## TASK REQUIREMENTS
A verbatim copy of the records is required, with all pictures left out.

## Records from a data source
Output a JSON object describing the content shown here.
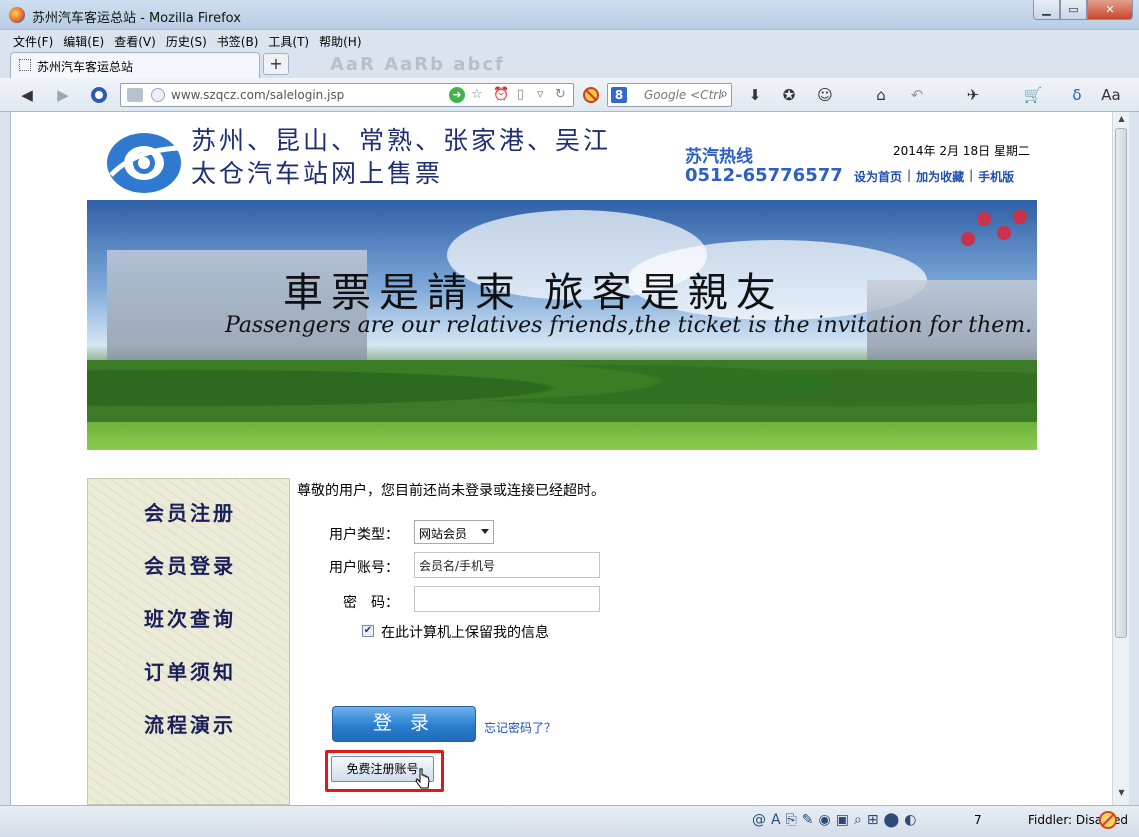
{
  "window": {
    "title": "苏州汽车客运总站 - Mozilla Firefox",
    "minimize": "▁",
    "maximize": "▭",
    "close": "✕"
  },
  "menubar": [
    "文件(F)",
    "编辑(E)",
    "查看(V)",
    "历史(S)",
    "书签(B)",
    "工具(T)",
    "帮助(H)"
  ],
  "tab": {
    "label": "苏州汽车客运总站",
    "new_tab": "+"
  },
  "faded_toolbar_text": "AaR AaRb abcf",
  "navbar": {
    "url": "www.szqcz.com/salelogin.jsp",
    "search_placeholder": "Google <Ctrl",
    "search_engine_letter": "8"
  },
  "site": {
    "title_line1": "苏州、昆山、常熟、张家港、吴江",
    "title_line2": "太仓汽车站网上售票",
    "hotline_label": "苏汽热线",
    "hotline_number": "0512-65776577",
    "date": "2014年 2月 18日 星期二",
    "links": [
      "设为首页",
      "加为收藏",
      "手机版"
    ],
    "link_separator": "|",
    "banner_slogan_cn": "車票是請柬  旅客是親友",
    "banner_slogan_en": "Passengers are our relatives friends,the ticket is the invitation for them."
  },
  "sidemenu": [
    "会员注册",
    "会员登录",
    "班次查询",
    "订单须知",
    "流程演示"
  ],
  "login": {
    "notice": "尊敬的用户，您目前还尚未登录或连接已经超时。",
    "user_type_label": "用户类型：",
    "user_type_value": "网站会员",
    "account_label": "用户账号：",
    "account_placeholder": "会员名/手机号",
    "password_label": "密　码：",
    "remember_label": "在此计算机上保留我的信息",
    "remember_checked": true,
    "login_button": "登 录",
    "forgot": "忘记密码了？",
    "register_button": "免费注册账号"
  },
  "statusbar": {
    "icons": [
      "@",
      "A",
      "⎘",
      "✎",
      "◉",
      "▣",
      "⌕",
      "⊞",
      "⬤",
      "◐"
    ],
    "count": "7",
    "fiddler": "Fiddler: Disabled"
  },
  "colors": {
    "accent_blue": "#2d5fc4",
    "title_navy": "#1e2f74",
    "highlight_red": "#e01818"
  }
}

## RESULT BELOW
Output a JSON object describing the content shown here.
{
  "window": {
    "title": "苏州汽车客运总站 - Mozilla Firefox",
    "minimize": "▁",
    "maximize": "▭",
    "close": "✕"
  },
  "menubar": [
    "文件(F)",
    "编辑(E)",
    "查看(V)",
    "历史(S)",
    "书签(B)",
    "工具(T)",
    "帮助(H)"
  ],
  "tab": {
    "label": "苏州汽车客运总站",
    "new_tab": "+"
  },
  "faded_toolbar_text": "AaR AaRb abcf",
  "navbar": {
    "url": "www.szqcz.com/salelogin.jsp",
    "search_placeholder": "Google <Ctrl",
    "search_engine_letter": "8"
  },
  "site": {
    "title_line1": "苏州、昆山、常熟、张家港、吴江",
    "title_line2": "太仓汽车站网上售票",
    "hotline_label": "苏汽热线",
    "hotline_number": "0512-65776577",
    "date": "2014年 2月 18日 星期二",
    "links": [
      "设为首页",
      "加为收藏",
      "手机版"
    ],
    "link_separator": "|",
    "banner_slogan_cn": "車票是請柬  旅客是親友",
    "banner_slogan_en": "Passengers are our relatives friends,the ticket is the invitation for them."
  },
  "sidemenu": [
    "会员注册",
    "会员登录",
    "班次查询",
    "订单须知",
    "流程演示"
  ],
  "login": {
    "notice": "尊敬的用户，您目前还尚未登录或连接已经超时。",
    "user_type_label": "用户类型：",
    "user_type_value": "网站会员",
    "account_label": "用户账号：",
    "account_placeholder": "会员名/手机号",
    "password_label": "密　码：",
    "remember_label": "在此计算机上保留我的信息",
    "remember_checked": true,
    "login_button": "登 录",
    "forgot": "忘记密码了？",
    "register_button": "免费注册账号"
  },
  "statusbar": {
    "icons": [
      "@",
      "A",
      "⎘",
      "✎",
      "◉",
      "▣",
      "⌕",
      "⊞",
      "⬤",
      "◐"
    ],
    "count": "7",
    "fiddler": "Fiddler: Disabled"
  },
  "colors": {
    "accent_blue": "#2d5fc4",
    "title_navy": "#1e2f74",
    "highlight_red": "#e01818"
  }
}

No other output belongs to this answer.